(Supplied entries)

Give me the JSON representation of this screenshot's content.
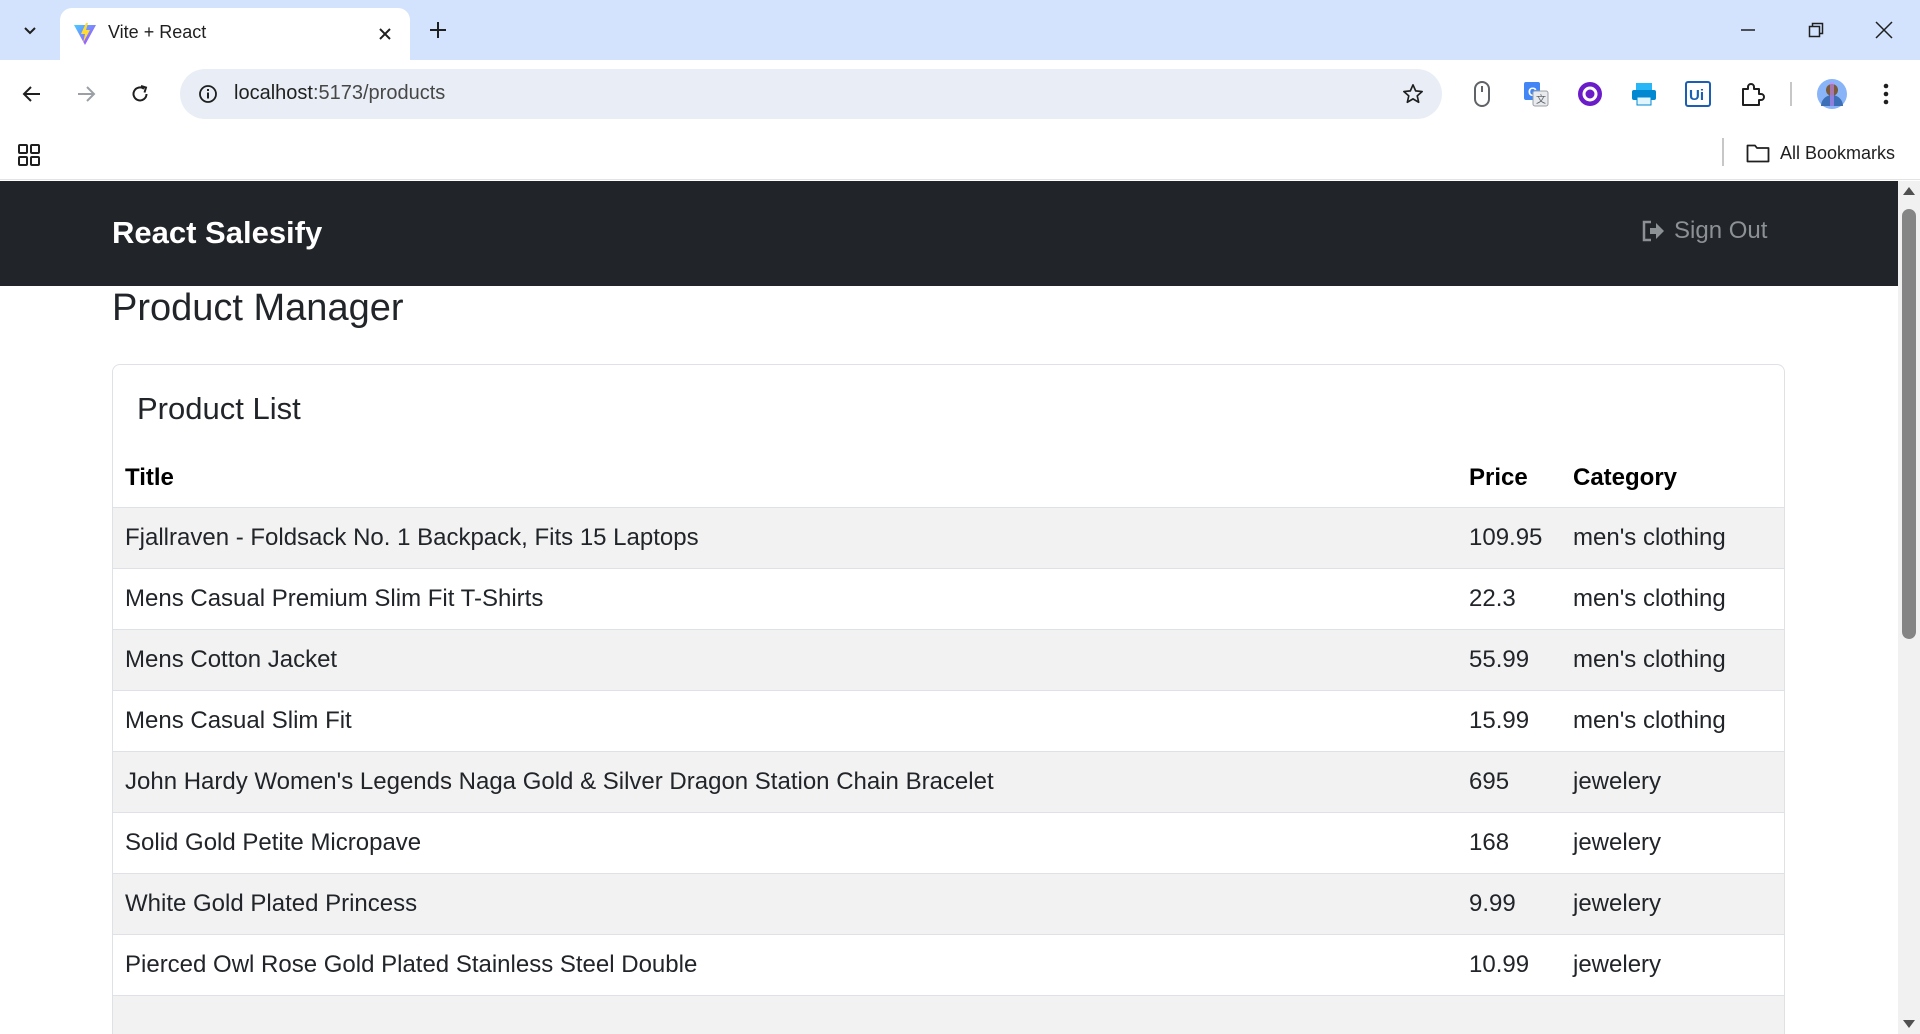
{
  "browser": {
    "tab_title": "Vite + React",
    "url_host": "localhost",
    "url_path": ":5173/products",
    "bookmarks_label": "All Bookmarks"
  },
  "app": {
    "brand": "React Salesify",
    "signout_label": "Sign Out",
    "page_title": "Product Manager",
    "card_title": "Product List"
  },
  "table": {
    "headers": [
      "Title",
      "Price",
      "Category"
    ],
    "rows": [
      {
        "title": "Fjallraven - Foldsack No. 1 Backpack, Fits 15 Laptops",
        "price": "109.95",
        "category": "men's clothing"
      },
      {
        "title": "Mens Casual Premium Slim Fit T-Shirts",
        "price": "22.3",
        "category": "men's clothing"
      },
      {
        "title": "Mens Cotton Jacket",
        "price": "55.99",
        "category": "men's clothing"
      },
      {
        "title": "Mens Casual Slim Fit",
        "price": "15.99",
        "category": "men's clothing"
      },
      {
        "title": "John Hardy Women's Legends Naga Gold & Silver Dragon Station Chain Bracelet",
        "price": "695",
        "category": "jewelery"
      },
      {
        "title": "Solid Gold Petite Micropave",
        "price": "168",
        "category": "jewelery"
      },
      {
        "title": "White Gold Plated Princess",
        "price": "9.99",
        "category": "jewelery"
      },
      {
        "title": "Pierced Owl Rose Gold Plated Stainless Steel Double",
        "price": "10.99",
        "category": "jewelery"
      }
    ]
  },
  "colors": {
    "navbar_bg": "#212529",
    "tabbar_bg": "#d3e3fd",
    "stripe_row": "#f2f2f2"
  },
  "icons": [
    "tab-search-icon",
    "vite-favicon",
    "close-icon",
    "plus-icon",
    "minimize-icon",
    "restore-icon",
    "window-close-icon",
    "back-arrow-icon",
    "forward-arrow-icon",
    "reload-icon",
    "site-info-icon",
    "star-icon",
    "extension-icon",
    "puzzle-icon",
    "profile-avatar",
    "more-vert-icon",
    "apps-grid-icon",
    "folder-icon",
    "sign-out-icon"
  ]
}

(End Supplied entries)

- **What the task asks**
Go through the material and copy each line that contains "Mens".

- **Response to this task**
        "title": "Mens Casual Premium Slim Fit T-Shirts",
        "title": "Mens Cotton Jacket",
        "title": "Mens Casual Slim Fit",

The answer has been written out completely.